In 2019, UAE astronaut Hazza Al Mansouri became the first Emirati beyond our atmosphere, after a trip to the ISS. The Arab world celebrated the moment as a revival of the Middle East's historic contribution to space exploration, decades after Saudi Prince Sultan bin Salman Al Saud became, in 1985, the first Arab, Muslim and member of a royal family to leave Earth. The latest milestone in the Mena region's story beyond the atmosphere came on Saturday, when the UAE announced that Nora Al Matrooshi, along with a male colleague, would be joining the country's space corps. She will be the first Arab woman astronaut.

In response to the news, Ms Al Matrooshi pledged to do her utmost to advance the nation's young and ever-growing space programme, saying in a tweet that "the nation has given me unforgettable moments today. I aim to work hard to script historical moments and achievements that will be etched forever in the memory of our people".

(FILES) This NASA photo obtained on April 6, 2021, shows Ingenuity helicopter seen on Mars as viewed by the Perseverance rover’s rear Hazard Camera on April 4, 2021. NASA announced on April 10, 2021, that the first flight of its Mars helicopter Ingenuity has been delayed to no earlier than April 14 after the vehicle's last test ended earlier than planned, according to a statement from the agency. The delay is due to an anomaly during a test that aimed to have the helicopter's blades reach flight speed of 2,400 revolutions per minute. "During a high-speed spin test of the rotors on Friday [April 9], the command sequence controlling the test ended early due to a 'watchdog' timer expiration," NASA officials wrote in the statement. "This occurred as it was trying to transition the flight computer from 'Pre-Flight' to 'Flight' mode. The helicopter is safe and healthy and communicated its full telemetry set to Earth." - RESTRICTED TO EDITORIAL USE - MANDATORY CREDIT "AFP PHOTO / NASA/JPL-Caltech/HANDOUT" - NO MARKETING - NO ADVERTISING CAMPAIGNS - DISTRIBUTED AS A SERVICE TO CLIENTS
Mars has been a particular focus of national space programmes, with both the US and the UAE recently sending probes to the Red Planet. AFP
More than 550 astronauts have been in space, but only 65 were women

This is a win for all women in the Middle East, who now have a role model in the remarkable vocation of space travel. She represents the ambition of young Arabs, who, despite the variety of challenges they may face, continue to work, study, travel and innovate to break new ground. When it comes to Middle Eastern women in the skies, Ms Al Matrooshi is in good company.
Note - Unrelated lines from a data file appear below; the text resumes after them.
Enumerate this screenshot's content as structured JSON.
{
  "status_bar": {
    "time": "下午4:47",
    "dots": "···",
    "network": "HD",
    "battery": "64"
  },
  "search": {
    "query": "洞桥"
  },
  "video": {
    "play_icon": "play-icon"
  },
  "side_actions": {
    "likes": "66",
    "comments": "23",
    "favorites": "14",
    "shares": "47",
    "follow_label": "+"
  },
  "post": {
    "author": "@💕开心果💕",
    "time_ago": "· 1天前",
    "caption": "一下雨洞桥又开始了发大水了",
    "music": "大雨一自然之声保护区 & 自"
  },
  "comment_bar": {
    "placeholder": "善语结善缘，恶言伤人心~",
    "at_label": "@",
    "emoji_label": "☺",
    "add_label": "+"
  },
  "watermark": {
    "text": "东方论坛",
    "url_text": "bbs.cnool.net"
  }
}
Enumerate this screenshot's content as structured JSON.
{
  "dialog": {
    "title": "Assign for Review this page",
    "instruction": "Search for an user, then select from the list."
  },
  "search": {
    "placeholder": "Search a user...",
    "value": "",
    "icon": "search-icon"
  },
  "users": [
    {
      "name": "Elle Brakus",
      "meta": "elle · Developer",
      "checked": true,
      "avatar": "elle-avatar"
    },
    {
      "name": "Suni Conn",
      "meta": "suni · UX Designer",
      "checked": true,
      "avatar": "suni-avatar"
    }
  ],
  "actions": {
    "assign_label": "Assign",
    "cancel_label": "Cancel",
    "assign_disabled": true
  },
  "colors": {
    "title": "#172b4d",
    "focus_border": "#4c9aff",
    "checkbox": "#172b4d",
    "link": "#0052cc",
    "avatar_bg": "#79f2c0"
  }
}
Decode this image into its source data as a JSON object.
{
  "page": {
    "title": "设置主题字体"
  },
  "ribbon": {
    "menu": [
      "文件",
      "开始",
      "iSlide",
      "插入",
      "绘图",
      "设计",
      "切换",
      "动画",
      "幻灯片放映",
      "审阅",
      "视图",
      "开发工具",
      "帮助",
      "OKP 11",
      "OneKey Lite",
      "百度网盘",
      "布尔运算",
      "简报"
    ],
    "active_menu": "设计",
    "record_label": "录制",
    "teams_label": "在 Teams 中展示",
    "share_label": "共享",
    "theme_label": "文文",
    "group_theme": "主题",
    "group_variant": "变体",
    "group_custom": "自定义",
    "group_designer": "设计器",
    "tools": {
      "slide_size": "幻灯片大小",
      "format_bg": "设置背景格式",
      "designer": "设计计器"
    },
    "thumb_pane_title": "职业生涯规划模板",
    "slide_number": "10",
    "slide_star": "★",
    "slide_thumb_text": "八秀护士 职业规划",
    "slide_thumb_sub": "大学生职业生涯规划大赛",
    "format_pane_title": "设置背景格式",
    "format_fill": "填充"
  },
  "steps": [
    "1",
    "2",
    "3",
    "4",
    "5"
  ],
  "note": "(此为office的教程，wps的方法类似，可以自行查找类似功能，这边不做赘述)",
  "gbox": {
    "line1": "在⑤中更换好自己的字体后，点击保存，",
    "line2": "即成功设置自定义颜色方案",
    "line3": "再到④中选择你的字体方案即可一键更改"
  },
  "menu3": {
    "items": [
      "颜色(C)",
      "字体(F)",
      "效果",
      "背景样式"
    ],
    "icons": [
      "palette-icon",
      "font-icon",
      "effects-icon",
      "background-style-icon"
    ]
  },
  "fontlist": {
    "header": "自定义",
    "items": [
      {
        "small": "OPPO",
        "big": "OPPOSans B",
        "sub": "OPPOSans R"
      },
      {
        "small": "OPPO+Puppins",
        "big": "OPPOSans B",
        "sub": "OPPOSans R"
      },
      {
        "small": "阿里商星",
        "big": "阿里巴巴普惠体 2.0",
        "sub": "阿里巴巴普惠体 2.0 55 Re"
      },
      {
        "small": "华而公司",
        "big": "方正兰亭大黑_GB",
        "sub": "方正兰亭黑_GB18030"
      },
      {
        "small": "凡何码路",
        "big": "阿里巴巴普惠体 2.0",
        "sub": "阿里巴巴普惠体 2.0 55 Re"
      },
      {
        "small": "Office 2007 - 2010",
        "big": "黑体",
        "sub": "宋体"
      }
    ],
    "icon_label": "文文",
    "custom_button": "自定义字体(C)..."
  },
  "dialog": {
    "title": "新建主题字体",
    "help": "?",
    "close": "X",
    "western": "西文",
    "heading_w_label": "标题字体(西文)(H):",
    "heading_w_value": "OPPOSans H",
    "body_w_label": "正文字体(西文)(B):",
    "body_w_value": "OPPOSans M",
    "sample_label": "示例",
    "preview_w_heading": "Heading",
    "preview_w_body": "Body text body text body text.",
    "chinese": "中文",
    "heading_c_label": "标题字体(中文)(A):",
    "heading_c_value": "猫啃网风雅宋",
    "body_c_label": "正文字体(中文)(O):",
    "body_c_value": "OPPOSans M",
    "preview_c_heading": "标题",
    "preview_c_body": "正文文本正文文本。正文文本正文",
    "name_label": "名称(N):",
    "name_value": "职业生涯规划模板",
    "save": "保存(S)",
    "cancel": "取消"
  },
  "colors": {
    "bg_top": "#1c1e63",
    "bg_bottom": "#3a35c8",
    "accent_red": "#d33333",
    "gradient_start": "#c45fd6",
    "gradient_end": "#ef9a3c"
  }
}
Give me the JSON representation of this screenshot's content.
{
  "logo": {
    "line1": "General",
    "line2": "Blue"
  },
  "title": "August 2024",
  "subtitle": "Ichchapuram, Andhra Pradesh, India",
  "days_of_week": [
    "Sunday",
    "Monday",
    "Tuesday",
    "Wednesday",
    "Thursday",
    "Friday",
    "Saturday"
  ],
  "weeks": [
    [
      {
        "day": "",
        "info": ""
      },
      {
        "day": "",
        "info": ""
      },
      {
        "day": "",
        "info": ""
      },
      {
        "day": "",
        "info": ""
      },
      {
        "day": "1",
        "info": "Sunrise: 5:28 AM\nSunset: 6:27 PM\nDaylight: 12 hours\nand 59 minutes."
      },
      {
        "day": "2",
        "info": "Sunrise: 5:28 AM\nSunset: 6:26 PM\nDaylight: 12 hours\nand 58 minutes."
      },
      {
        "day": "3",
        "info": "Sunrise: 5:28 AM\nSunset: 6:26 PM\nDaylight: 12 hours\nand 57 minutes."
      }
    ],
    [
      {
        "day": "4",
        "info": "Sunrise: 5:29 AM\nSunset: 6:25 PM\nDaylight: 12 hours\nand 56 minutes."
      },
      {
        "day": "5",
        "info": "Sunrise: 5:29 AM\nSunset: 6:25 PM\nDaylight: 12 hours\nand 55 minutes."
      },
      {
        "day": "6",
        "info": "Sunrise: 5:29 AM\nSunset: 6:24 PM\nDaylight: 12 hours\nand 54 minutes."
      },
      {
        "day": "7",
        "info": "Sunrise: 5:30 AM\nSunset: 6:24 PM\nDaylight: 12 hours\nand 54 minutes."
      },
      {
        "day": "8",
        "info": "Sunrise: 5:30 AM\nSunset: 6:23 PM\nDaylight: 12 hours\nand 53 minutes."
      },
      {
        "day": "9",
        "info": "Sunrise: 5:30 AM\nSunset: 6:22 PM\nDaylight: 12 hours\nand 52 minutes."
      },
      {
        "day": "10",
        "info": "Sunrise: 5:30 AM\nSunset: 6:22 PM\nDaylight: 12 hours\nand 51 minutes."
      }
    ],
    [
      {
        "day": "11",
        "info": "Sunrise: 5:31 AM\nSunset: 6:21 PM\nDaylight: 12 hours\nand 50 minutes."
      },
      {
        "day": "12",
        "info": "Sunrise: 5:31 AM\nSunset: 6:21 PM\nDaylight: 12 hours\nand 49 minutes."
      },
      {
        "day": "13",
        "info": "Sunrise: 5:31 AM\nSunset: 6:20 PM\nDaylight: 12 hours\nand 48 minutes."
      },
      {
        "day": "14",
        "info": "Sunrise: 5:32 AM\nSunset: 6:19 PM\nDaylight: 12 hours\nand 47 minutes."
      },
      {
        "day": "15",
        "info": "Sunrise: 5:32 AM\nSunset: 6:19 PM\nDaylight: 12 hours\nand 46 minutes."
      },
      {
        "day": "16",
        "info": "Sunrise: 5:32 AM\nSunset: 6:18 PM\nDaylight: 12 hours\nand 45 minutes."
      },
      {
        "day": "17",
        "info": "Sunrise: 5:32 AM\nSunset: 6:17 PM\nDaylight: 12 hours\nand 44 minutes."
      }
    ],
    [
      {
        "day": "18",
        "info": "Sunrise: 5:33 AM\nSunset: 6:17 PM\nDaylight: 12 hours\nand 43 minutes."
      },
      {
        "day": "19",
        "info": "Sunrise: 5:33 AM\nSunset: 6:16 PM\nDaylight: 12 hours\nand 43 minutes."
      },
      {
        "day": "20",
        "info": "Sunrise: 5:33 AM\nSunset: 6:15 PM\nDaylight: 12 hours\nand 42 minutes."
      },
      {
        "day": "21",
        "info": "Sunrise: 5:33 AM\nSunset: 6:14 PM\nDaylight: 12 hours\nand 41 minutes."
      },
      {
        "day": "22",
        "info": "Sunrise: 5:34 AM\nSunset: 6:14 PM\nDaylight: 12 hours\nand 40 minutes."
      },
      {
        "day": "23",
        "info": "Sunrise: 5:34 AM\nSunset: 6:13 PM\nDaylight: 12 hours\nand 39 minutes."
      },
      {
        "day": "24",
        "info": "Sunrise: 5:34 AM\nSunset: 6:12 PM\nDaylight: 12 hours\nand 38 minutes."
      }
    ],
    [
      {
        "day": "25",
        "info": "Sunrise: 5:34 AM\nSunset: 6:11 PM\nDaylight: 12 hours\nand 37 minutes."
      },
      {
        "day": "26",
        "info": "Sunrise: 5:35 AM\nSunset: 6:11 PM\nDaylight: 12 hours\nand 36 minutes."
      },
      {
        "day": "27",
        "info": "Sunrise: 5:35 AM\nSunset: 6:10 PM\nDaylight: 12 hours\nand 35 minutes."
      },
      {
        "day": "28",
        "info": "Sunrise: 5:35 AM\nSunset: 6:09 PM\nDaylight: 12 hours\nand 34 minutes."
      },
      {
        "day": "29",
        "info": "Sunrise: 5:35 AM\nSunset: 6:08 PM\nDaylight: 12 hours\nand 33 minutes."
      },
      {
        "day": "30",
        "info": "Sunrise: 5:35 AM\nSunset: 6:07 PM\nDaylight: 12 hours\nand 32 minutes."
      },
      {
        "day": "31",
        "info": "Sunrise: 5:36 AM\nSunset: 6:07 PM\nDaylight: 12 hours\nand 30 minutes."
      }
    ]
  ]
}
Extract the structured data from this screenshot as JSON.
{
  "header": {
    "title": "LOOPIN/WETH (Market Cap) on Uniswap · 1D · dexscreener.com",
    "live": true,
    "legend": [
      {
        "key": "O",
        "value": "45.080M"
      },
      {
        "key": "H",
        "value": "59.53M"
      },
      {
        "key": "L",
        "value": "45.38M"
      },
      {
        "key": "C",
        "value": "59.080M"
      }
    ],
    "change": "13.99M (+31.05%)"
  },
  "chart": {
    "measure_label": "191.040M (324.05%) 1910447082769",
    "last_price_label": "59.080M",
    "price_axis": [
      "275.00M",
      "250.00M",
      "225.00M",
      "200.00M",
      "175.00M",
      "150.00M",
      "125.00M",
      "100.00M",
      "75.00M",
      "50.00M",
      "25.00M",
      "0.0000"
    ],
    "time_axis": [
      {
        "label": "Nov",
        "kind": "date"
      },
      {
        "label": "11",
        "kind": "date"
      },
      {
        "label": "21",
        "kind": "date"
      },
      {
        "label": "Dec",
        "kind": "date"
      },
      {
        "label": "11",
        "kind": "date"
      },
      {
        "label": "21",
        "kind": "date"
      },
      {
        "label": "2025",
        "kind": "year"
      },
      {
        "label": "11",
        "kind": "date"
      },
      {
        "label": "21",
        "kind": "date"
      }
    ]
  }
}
Other role models include Etihad Airways' Aisha Al Mansouri, the UAE's first female pilot of an Airbus A380, the world's largest passenger jet, and Anousheh Ansari, an Iranian-American businesswoman who in 2006 became the first female space tourist.

And for all humanity, Ms Al Matrooshi joins a sector that has at its foundation a culture of multilateral co-operation, in which different nationalities, regardless of what might be happening in earthly politics, work together to carry out remarkable tasks. A project such as the ISS would not succeed without the collaboration of its diverse staff. Her new journey will also help address the global gender imbalance of women in space. As of 2020, more than 550 astronauts had left Earth's atmosphere. Only 65 were women. The first spacewalk ever to take place was in 1965. The first all-female one only happened in 2019.

In an interview with The National, Ms Ansari spoke about the region's historic relationship with the stars, one that produced some of the earliest and most important astronomers in history. If the Middle East is to continue this tradition into the modern era, it is only fitting that its women should be part of the journey. But keeping in mind statistics that reveal hugely unequal gender representation in general, Ms Al Matrooshi's success is one for women worldwide.